At least 53 historic and religious sites in Ukraine have been damaged since the Russian invasion began, according to UNESCO.
UNESCO alongside its sister agency UNITAR (United Nations Institute for Training and Research) has set up "a system to monitor the state of conservation of the main Ukrainian sites and monuments via satellite imagery," according to a UNESCO spokesperson.
"To date, we have been able to verify damage to at least 53 cultural sites," the spokesperson continued. This encompasses 29 religious' sites, 16 historic buildings, 4 museums and 4 monuments, according to the organization.
The northeastern city of Kharkiv has suffered the most damage with 18 damaged sites including the Kharkiv National Academic Opera and Ballet Theater, the Kharkiv Art Museum and the Drobytskyi Yar Holocaust Memorial.
Also on the list are the Drama Theater in the besieged port city of Mariupol which was devastated by Russian bombing on March. In the northern city of Chernihiv, St. Catherine's Church, an elaborate gold domed church is also among the damaged sites.
So far key landmarks in the capital Kyiv have escaped largely unscathed, with one notable exception being the church, Voznesens'ka Tserkva, Church of Ascension.
None of the seven UNESCO World Heritage sites located in Ukraine have been damaged by hostilities, according to the UNESCO list.

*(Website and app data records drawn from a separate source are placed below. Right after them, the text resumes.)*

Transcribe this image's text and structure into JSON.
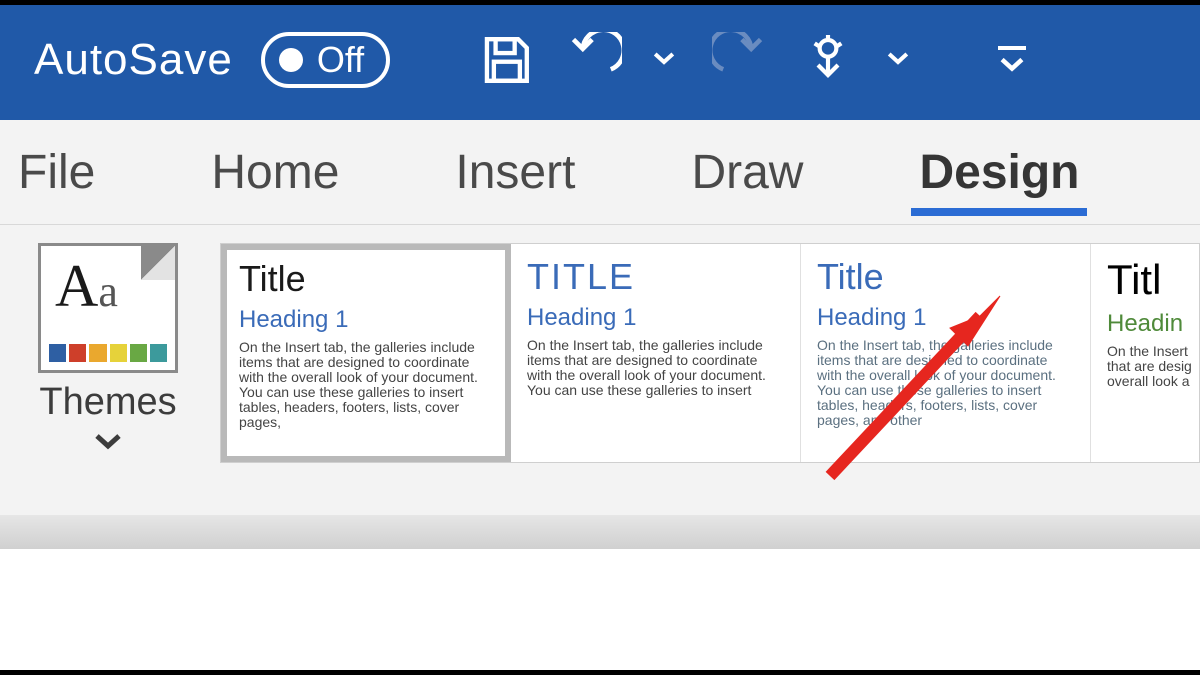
{
  "titlebar": {
    "autosave_label": "AutoSave",
    "autosave_state": "Off"
  },
  "tabs": {
    "file": "File",
    "home": "Home",
    "insert": "Insert",
    "draw": "Draw",
    "design": "Design"
  },
  "ribbon": {
    "themes_label": "Themes",
    "style_sets": [
      {
        "title": "Title",
        "heading": "Heading 1",
        "body": "On the Insert tab, the galleries include items that are designed to coordinate with the overall look of your document. You can use these galleries to insert tables, headers, footers, lists, cover pages,"
      },
      {
        "title": "TITLE",
        "heading": "Heading 1",
        "body": "On the Insert tab, the galleries include items that are designed to coordinate with the overall look of your document. You can use these galleries to insert"
      },
      {
        "title": "Title",
        "heading": "Heading 1",
        "body": "On the Insert tab, the galleries include items that are designed to coordinate with the overall look of your document. You can use these galleries to insert tables, headers, footers, lists, cover pages, and other"
      },
      {
        "title": "Titl",
        "heading": "Headin",
        "body": "On the Insert that are desig overall look a"
      }
    ]
  }
}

The agency is "working with the Ukrainian authorities to list the priority sites and define the terms of this deployment," the spokesperson added.

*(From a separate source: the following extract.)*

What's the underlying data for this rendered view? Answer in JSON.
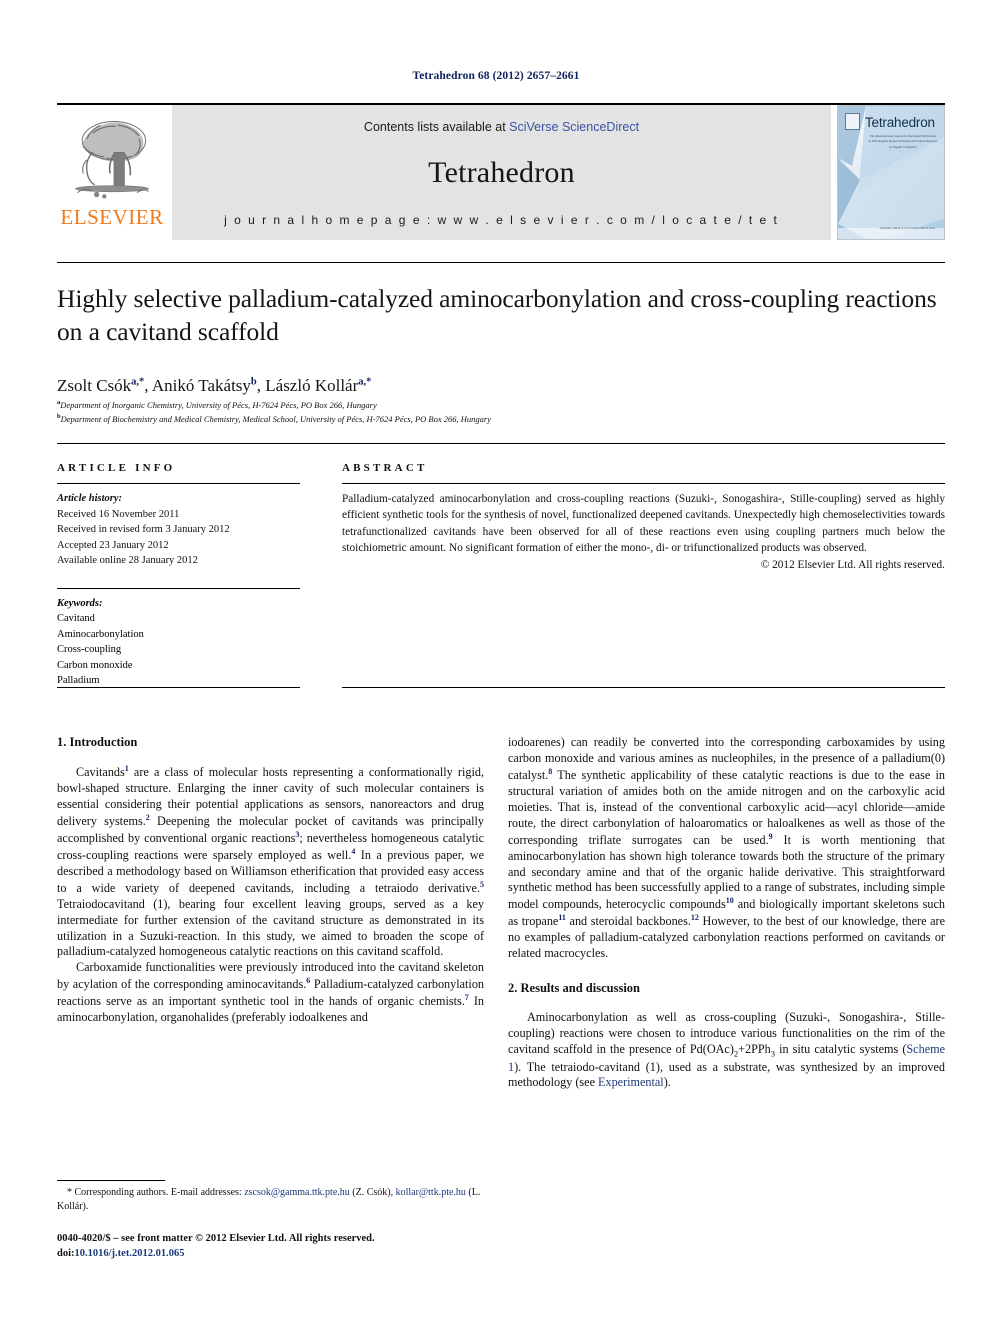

As an additional safeguard, UNESCO Director General Audrey Azoulay sent a formal letter to the Russian Minister of Foreign Affairs Sergey Lavrov "reminding him of the obligations of the Russian Federation and providing him with the location data of Ukrainian World Heritage sites so that they can be protected from any bombing," the spokesperson said.